Sir Patrick Moore,
astronomer broadcaster and xylophone player, passed away on Sunday
9th December 2012.
Sir Patrick was a world-renowned and endlessly enthusiastic
stargazer whose passion for his chosen subject helped to inspire
millions of children and adults to join him in marvelling at the
wonders of the universe.
His interest in space begun at a young age when serious illnesss
stopped him from going to school. He was instead taught at
home and spent a lot of time reading.
One day his mother gave him a book about the solar system.
He never looked back!
Sir Patrick never went to university,
choosing to join the RAF instead. He lied about his age, signed up
and became a navigator at in RAF Bomber Command.
After the war his enthusiasm for
astronomy increased, leading him to build his own telescopes which
he use to make his own observations of the night sky. He
spent 8 years teaching in schools until he published his first
book, Guide to the Moon, in 1952.
After publishing several more books,
Sir Patrick began the work for which he will be most remembered,
the BBC programme The Sky at Night, which was first
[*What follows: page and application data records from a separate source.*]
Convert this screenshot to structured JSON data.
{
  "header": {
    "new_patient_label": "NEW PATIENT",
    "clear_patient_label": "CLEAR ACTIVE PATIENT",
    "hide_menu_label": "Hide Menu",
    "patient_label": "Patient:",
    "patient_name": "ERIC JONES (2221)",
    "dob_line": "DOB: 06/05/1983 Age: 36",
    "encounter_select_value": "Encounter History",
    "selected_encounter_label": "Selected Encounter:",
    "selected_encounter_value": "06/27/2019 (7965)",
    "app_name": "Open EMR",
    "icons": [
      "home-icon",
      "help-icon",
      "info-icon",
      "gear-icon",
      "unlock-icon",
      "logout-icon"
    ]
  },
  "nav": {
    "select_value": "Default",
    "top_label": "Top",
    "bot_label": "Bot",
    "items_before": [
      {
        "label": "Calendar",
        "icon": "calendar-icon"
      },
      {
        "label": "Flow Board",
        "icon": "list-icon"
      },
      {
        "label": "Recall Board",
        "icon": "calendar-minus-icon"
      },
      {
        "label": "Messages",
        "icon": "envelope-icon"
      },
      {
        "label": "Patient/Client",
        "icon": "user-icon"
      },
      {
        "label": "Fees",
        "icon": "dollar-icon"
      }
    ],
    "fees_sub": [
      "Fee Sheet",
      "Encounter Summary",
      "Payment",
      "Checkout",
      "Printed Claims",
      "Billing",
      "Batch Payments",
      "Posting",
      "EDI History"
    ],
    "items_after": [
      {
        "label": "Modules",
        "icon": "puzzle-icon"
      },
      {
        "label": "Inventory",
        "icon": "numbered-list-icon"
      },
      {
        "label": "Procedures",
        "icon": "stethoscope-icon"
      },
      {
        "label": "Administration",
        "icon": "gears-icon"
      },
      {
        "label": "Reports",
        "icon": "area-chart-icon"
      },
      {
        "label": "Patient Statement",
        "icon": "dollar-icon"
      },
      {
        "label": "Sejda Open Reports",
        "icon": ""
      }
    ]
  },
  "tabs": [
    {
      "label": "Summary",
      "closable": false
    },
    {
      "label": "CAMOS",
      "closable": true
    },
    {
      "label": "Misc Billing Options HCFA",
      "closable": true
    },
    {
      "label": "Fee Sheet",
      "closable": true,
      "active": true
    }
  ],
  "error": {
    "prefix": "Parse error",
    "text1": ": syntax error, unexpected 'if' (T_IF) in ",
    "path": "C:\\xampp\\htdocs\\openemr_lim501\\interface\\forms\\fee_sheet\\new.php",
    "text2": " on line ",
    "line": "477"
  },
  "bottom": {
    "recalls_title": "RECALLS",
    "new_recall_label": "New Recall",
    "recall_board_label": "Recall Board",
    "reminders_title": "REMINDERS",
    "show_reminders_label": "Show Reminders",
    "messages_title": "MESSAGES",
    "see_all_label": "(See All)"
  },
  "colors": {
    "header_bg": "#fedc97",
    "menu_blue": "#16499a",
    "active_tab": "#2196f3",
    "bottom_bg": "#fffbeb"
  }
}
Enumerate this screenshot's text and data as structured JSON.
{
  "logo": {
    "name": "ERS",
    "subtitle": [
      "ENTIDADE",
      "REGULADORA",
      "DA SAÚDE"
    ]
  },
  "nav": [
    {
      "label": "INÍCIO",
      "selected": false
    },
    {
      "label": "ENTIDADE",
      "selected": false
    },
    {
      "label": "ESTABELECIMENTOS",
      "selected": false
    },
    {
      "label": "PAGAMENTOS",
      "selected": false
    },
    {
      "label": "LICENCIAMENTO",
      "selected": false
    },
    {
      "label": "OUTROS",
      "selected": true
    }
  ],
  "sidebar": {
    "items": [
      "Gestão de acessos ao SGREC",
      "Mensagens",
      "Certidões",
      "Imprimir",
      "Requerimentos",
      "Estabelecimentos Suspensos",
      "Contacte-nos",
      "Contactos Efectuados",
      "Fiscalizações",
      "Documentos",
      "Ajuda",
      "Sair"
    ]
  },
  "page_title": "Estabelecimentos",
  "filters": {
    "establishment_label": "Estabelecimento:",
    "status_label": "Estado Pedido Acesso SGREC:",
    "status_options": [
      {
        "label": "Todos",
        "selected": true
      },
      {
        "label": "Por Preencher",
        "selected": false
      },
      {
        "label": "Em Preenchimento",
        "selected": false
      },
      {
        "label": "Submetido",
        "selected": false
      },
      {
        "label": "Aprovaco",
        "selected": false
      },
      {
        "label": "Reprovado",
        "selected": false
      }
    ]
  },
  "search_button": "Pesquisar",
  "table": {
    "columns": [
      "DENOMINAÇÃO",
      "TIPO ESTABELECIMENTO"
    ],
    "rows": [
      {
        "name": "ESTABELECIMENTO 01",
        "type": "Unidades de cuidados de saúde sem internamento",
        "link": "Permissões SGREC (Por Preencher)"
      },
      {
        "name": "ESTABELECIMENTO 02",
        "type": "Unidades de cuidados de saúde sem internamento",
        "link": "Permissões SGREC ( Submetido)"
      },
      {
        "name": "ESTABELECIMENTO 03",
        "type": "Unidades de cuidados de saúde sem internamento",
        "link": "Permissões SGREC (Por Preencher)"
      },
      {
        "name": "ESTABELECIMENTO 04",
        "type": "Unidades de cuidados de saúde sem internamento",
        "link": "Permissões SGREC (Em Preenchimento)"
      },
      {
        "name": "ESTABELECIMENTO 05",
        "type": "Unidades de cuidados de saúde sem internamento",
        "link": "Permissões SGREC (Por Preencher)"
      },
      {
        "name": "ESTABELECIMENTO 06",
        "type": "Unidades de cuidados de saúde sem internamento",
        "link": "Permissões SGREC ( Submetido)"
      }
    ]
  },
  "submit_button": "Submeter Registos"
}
broadcast in April 1957 and continues to this day.
Sir Patrick Moore presented the show
himself for more than 50 years, during which advances in technology
revealed more and more about the universe in which we live.
He communicated these new discoveries
to an eager public through his books, his involvement in
ground-breaking projects like the Armagh Planetarium and the
Herschel Museum of Astronomy and, of course, in hundreds of
episodes of The Sky at Night.
Sir Patrick's talents were not limited
to science. He was a musician, most famously a xylophone
player, spoke fluent French and was a keen cricketer.
As with almost everthing else in his
life, his spin bowling action was unorthodox - fitting for an
extraordinary man who always did everything in his own unique